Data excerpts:
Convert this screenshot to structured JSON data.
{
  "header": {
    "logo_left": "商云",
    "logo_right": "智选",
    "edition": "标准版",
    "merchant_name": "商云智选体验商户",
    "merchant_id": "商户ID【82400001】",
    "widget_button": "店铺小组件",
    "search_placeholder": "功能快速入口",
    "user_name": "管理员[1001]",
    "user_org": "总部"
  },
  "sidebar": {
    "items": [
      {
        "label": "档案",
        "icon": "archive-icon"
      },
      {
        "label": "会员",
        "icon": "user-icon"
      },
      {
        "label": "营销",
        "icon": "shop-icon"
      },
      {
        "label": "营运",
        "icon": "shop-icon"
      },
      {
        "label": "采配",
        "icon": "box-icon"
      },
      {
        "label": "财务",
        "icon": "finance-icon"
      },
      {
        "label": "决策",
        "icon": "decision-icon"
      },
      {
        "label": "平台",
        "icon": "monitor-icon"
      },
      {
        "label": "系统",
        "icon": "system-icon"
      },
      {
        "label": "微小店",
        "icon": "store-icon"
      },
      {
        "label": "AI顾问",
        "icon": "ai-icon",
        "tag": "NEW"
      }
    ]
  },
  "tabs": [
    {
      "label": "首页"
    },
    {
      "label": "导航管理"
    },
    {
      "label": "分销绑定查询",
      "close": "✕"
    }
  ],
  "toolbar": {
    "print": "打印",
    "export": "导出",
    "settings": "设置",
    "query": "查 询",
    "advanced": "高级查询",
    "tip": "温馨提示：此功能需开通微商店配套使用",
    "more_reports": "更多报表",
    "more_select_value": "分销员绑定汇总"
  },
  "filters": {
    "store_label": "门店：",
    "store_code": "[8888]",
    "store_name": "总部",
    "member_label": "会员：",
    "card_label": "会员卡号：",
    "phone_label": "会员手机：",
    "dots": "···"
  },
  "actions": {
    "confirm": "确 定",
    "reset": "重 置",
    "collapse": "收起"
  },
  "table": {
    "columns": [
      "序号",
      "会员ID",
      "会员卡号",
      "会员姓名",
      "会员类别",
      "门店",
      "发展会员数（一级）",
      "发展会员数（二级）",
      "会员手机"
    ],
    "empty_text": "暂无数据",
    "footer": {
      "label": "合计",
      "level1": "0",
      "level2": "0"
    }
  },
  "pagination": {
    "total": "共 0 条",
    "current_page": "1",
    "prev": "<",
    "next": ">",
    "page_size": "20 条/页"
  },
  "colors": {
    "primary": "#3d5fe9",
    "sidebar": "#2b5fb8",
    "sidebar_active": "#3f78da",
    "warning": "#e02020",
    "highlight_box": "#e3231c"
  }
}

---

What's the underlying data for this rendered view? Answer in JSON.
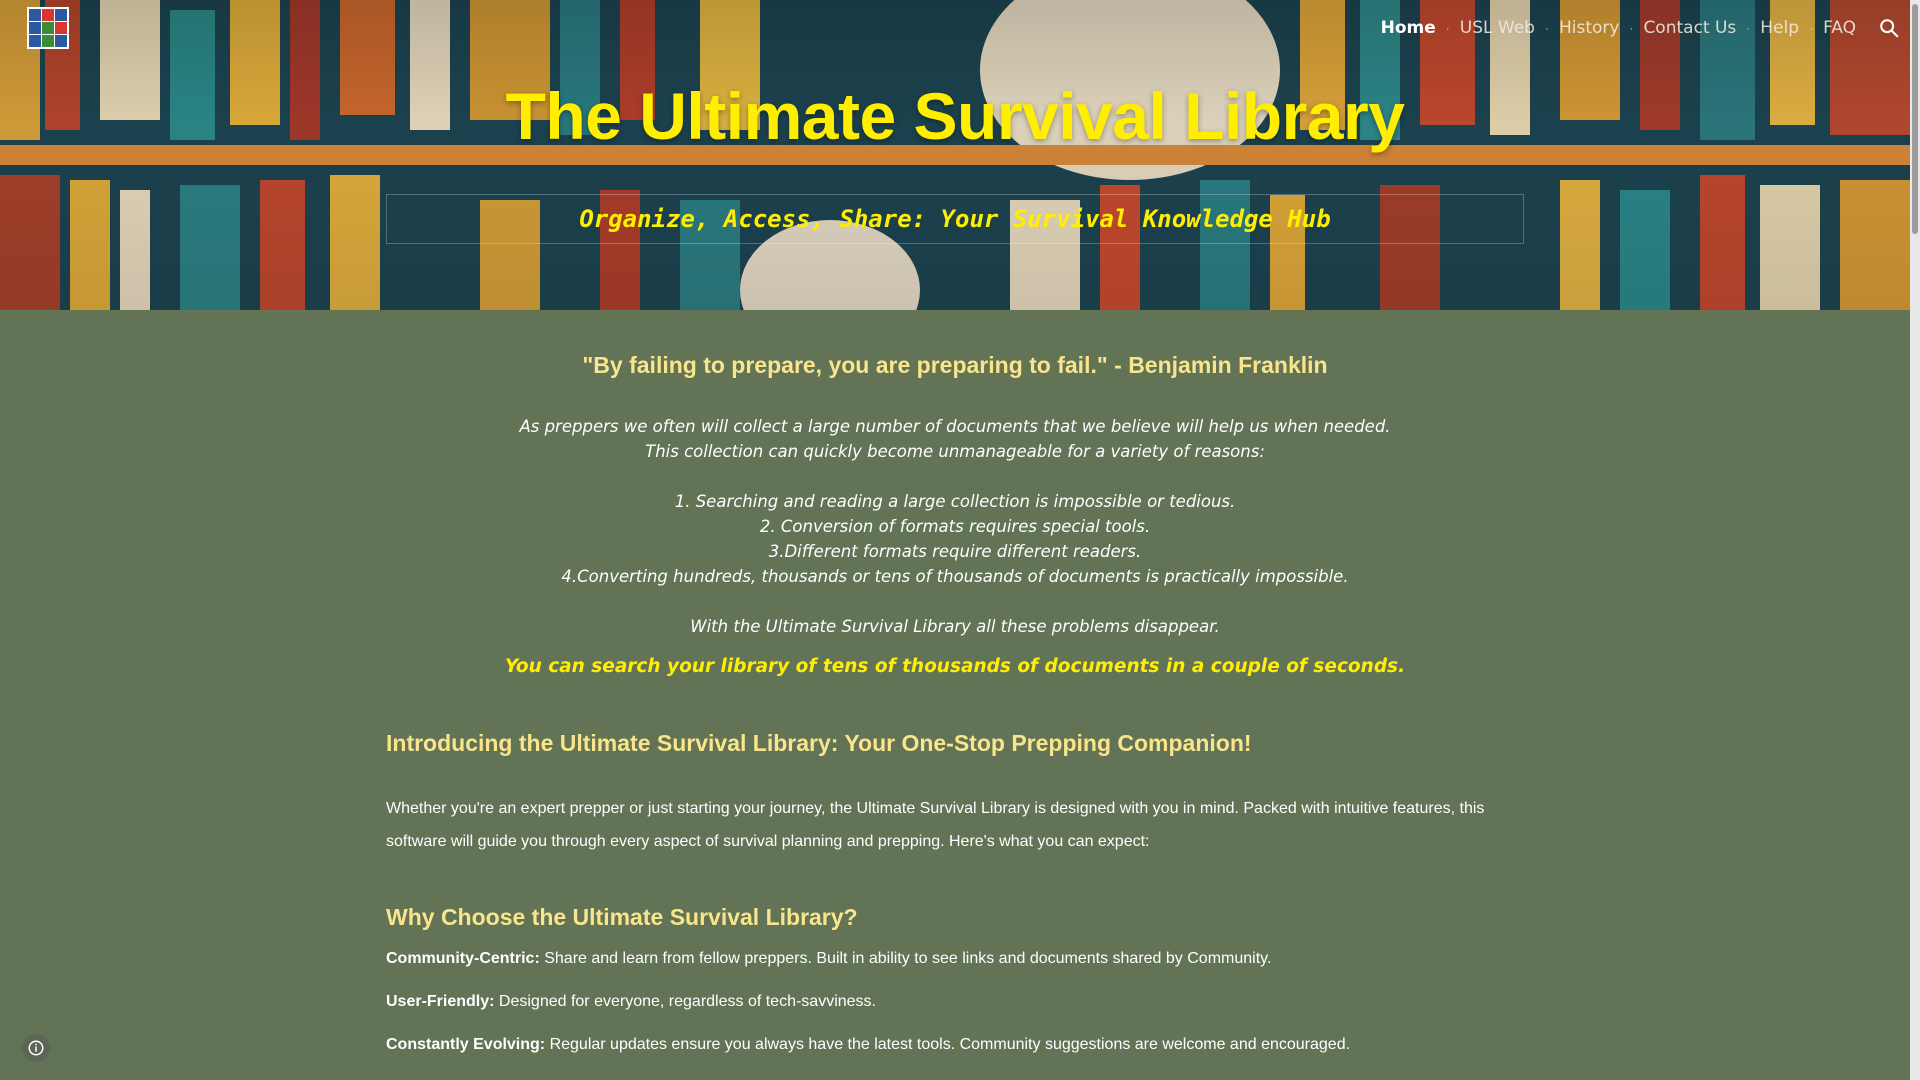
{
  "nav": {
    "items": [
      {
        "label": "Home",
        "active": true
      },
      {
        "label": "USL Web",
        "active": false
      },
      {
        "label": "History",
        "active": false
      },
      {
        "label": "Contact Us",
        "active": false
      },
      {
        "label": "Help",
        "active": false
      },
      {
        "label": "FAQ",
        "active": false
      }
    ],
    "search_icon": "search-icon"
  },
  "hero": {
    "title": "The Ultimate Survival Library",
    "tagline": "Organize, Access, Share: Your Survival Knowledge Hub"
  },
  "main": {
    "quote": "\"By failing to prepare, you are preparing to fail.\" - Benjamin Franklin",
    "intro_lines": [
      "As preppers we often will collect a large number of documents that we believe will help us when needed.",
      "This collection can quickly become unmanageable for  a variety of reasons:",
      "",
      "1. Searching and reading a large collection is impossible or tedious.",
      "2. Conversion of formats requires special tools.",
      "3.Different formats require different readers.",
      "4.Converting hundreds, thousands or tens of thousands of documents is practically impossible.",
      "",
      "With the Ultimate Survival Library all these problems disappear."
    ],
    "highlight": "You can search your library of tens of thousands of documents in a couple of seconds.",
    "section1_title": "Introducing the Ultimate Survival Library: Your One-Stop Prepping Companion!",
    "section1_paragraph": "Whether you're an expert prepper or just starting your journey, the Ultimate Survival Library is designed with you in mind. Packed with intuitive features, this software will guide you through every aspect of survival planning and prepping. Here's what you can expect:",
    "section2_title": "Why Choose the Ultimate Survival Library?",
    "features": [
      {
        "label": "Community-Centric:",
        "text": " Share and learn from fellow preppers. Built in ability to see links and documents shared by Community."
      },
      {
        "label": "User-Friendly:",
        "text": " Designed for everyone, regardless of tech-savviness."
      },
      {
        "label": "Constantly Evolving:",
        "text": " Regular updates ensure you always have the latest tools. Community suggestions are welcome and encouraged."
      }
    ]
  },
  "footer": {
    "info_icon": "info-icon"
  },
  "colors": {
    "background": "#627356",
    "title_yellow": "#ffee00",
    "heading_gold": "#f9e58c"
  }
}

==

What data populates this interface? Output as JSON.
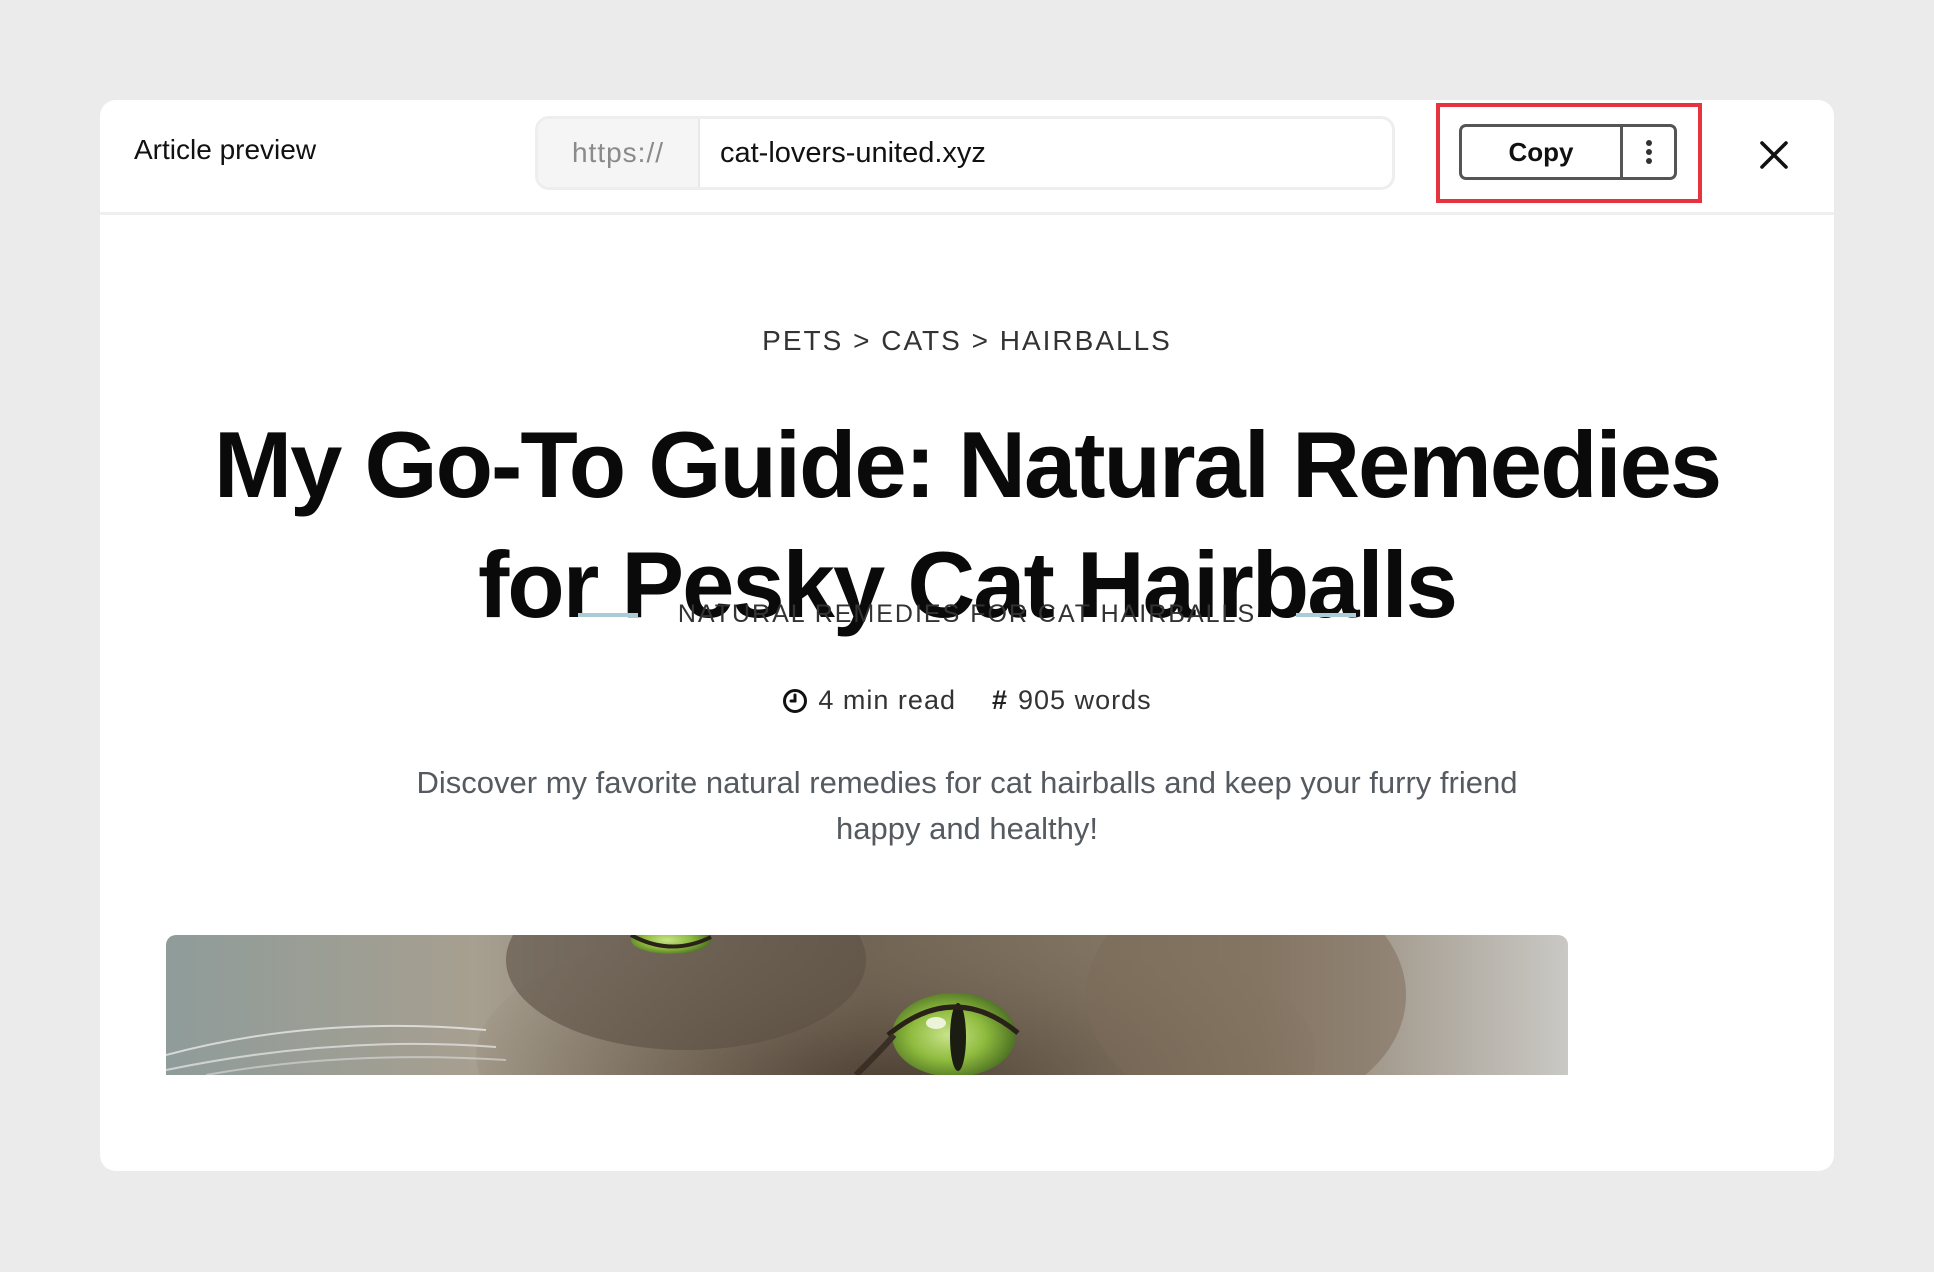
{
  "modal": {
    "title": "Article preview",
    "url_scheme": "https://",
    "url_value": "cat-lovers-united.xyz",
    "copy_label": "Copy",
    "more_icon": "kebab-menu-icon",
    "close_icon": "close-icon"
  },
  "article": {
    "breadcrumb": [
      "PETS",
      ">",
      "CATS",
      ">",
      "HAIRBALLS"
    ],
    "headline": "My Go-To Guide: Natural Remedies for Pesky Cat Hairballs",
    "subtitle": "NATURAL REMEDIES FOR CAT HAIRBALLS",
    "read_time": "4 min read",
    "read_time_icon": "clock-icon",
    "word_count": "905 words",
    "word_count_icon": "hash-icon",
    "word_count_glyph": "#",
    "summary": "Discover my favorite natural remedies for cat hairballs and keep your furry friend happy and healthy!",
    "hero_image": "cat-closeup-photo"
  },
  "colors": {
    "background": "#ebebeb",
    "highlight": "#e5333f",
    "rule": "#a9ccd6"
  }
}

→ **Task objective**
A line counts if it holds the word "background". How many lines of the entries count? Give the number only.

→ **Solution**
2